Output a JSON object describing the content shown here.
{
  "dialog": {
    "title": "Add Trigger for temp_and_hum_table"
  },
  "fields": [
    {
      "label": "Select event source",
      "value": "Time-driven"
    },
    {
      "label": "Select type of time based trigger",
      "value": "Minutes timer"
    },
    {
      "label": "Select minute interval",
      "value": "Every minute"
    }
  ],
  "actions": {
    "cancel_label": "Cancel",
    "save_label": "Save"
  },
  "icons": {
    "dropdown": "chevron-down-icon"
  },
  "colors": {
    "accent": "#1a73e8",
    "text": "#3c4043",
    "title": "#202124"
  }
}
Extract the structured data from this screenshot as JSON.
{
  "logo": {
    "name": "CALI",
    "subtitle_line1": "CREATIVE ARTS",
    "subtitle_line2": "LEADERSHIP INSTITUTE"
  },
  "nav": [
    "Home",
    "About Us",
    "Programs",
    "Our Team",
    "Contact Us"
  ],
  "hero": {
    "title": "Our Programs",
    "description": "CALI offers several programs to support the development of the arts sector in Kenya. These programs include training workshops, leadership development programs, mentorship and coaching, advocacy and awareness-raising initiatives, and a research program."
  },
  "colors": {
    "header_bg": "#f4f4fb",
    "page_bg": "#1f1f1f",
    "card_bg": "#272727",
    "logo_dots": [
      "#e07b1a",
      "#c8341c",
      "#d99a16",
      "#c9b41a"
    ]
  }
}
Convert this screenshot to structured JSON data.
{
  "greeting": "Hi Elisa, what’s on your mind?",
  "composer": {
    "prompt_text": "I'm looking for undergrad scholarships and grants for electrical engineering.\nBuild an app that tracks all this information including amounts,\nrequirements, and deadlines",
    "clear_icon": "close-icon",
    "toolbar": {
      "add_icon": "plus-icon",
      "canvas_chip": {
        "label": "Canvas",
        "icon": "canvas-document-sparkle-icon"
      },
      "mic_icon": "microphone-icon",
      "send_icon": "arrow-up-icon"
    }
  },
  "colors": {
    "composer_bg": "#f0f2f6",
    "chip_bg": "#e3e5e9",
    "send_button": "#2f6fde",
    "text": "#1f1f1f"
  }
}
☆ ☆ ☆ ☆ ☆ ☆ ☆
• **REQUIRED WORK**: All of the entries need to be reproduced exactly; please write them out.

• **EXERCISE RESPONSE**:
Output a JSON object describing the content shown here.
{
  "dialog": {
    "title": "Add Trigger for temp_and_hum_table"
  },
  "fields": [
    {
      "label": "Select event source",
      "value": "Time-driven"
    },
    {
      "label": "Select type of time based trigger",
      "value": "Minutes timer"
    },
    {
      "label": "Select minute interval",
      "value": "Every minute"
    }
  ],
  "actions": {
    "cancel_label": "Cancel",
    "save_label": "Save"
  },
  "icons": {
    "dropdown": "chevron-down-icon"
  },
  "colors": {
    "accent": "#1a73e8",
    "text": "#3c4043",
    "title": "#202124"
  }
}
Extract the structured data from this screenshot as JSON.
{
  "logo": {
    "name": "CALI",
    "subtitle_line1": "CREATIVE ARTS",
    "subtitle_line2": "LEADERSHIP INSTITUTE"
  },
  "nav": [
    "Home",
    "About Us",
    "Programs",
    "Our Team",
    "Contact Us"
  ],
  "hero": {
    "title": "Our Programs",
    "description": "CALI offers several programs to support the development of the arts sector in Kenya. These programs include training workshops, leadership development programs, mentorship and coaching, advocacy and awareness-raising initiatives, and a research program."
  },
  "colors": {
    "header_bg": "#f4f4fb",
    "page_bg": "#1f1f1f",
    "card_bg": "#272727",
    "logo_dots": [
      "#e07b1a",
      "#c8341c",
      "#d99a16",
      "#c9b41a"
    ]
  }
}
Convert this screenshot to structured JSON data.
{
  "greeting": "Hi Elisa, what’s on your mind?",
  "composer": {
    "prompt_text": "I'm looking for undergrad scholarships and grants for electrical engineering.\nBuild an app that tracks all this information including amounts,\nrequirements, and deadlines",
    "clear_icon": "close-icon",
    "toolbar": {
      "add_icon": "plus-icon",
      "canvas_chip": {
        "label": "Canvas",
        "icon": "canvas-document-sparkle-icon"
      },
      "mic_icon": "microphone-icon",
      "send_icon": "arrow-up-icon"
    }
  },
  "colors": {
    "composer_bg": "#f0f2f6",
    "chip_bg": "#e3e5e9",
    "send_button": "#2f6fde",
    "text": "#1f1f1f"
  }
}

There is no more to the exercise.